存じております 知っている
おります 居ります いる
もうします 申します 言う
申し伝えます 伝える
まいります 参ります 行く・来る
いたします 致します する

As I mentioned, we use it to describe our actions, but there are some exceptions when the doer is out of our inner circle or an object. We have to learn these forms as they are. For example the announcement “電車が参ります”(densha ga mairimasu) at the train station means the train is arriving.

The language teachers usually treat the two kenjōgo types as one, but the difference depends on to whom we pay respect. With the first one we show respect to whom the action is regarding, whereas with the second type to the listener. If the listener and the subject of the sentence are the same there’s basically no difference between the two kenjōgo types. Fun fact; because of the honorific form the endings of the verbs in kenjōgo 2 should be also in honorific form, for example you can’t use 申します(mōshimasu) instead of 申す (mōsu). However in case of kenjōgo 1, if the listener is not the object of respect it’s acceptable to use short form. For example: 来週上司のところに伺うよ. (Raishu jōshi no tokoroni ukagau yo)


Teineigo is the so-called です・ます form that every learner has to master. This form shows respect to the listener. Besides, there’s the (で)ございます  which is an even more polite version, but sometimes we can apply them to the same honorific level.

In terms of showing respect, teineigo and kenjōgo 2 are very similar. The only difference is that kenjōgo 2 usually expresses humility about the actions of our inner circle, but can’t be used for anything else. On the other hand, we can use teineigo to any action.

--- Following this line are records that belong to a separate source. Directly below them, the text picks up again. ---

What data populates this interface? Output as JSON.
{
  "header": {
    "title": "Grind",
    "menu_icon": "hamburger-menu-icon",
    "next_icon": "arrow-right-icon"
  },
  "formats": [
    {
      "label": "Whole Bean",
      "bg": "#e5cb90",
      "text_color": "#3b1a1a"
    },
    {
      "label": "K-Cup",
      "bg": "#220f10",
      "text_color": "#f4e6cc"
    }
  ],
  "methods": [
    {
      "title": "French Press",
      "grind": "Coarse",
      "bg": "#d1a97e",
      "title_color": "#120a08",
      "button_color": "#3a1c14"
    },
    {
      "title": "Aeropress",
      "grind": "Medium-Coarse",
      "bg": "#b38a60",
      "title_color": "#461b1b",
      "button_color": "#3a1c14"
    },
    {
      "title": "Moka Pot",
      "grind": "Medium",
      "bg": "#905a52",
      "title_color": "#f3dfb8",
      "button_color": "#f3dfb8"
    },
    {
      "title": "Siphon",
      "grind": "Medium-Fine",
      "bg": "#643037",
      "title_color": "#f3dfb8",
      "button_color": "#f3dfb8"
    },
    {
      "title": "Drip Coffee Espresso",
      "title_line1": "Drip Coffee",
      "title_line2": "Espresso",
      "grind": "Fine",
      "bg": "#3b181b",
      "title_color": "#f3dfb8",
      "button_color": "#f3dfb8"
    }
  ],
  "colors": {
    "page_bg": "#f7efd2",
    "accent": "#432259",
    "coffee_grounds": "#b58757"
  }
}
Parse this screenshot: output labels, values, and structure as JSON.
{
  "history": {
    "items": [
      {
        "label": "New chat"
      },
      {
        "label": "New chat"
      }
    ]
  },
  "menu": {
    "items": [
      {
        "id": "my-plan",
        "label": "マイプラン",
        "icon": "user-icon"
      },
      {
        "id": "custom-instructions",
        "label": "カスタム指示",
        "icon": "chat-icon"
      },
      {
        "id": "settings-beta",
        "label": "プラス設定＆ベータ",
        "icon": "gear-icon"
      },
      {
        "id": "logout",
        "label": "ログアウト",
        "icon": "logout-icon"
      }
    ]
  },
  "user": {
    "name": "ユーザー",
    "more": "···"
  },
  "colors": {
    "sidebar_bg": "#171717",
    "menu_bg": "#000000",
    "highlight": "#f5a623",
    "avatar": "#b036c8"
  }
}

Bikago basically describes words with お/ご prefix. Unlike the お/ご  prefix in sonkeigo, bikago honours the doer, but not the object of the action as kenjōgo 1, not even the listener as kenjōgo 2. It only makes the word itself sound nicer, so bikago is different from the other four categories. お茶 (o-cha) sounds better than 茶 (cha), and お酒 (o-sake) than 酒 (sake). Using bikago makes our vocabulary more elegant and polished.


Keigo will always remain difficult to ace, but it will surely never disappear, and if we want to handle conversations in Japanese we must learn it. However, we can’t expect ourselves to use it perfectly for the first try since even native speakers make mistakes using keigo sometimes. Don’t set high expectations you can’t meet, but try to understand the basics of keigo. If you take your time diving deep into this article I’m sure it’ll be easier in the future. Last advice: practice makes perfect!

Bachelor's degree in Japanese studies, technical translation specialization, the Hungarian translation of Akiko Yosano's essay Women and Thinking.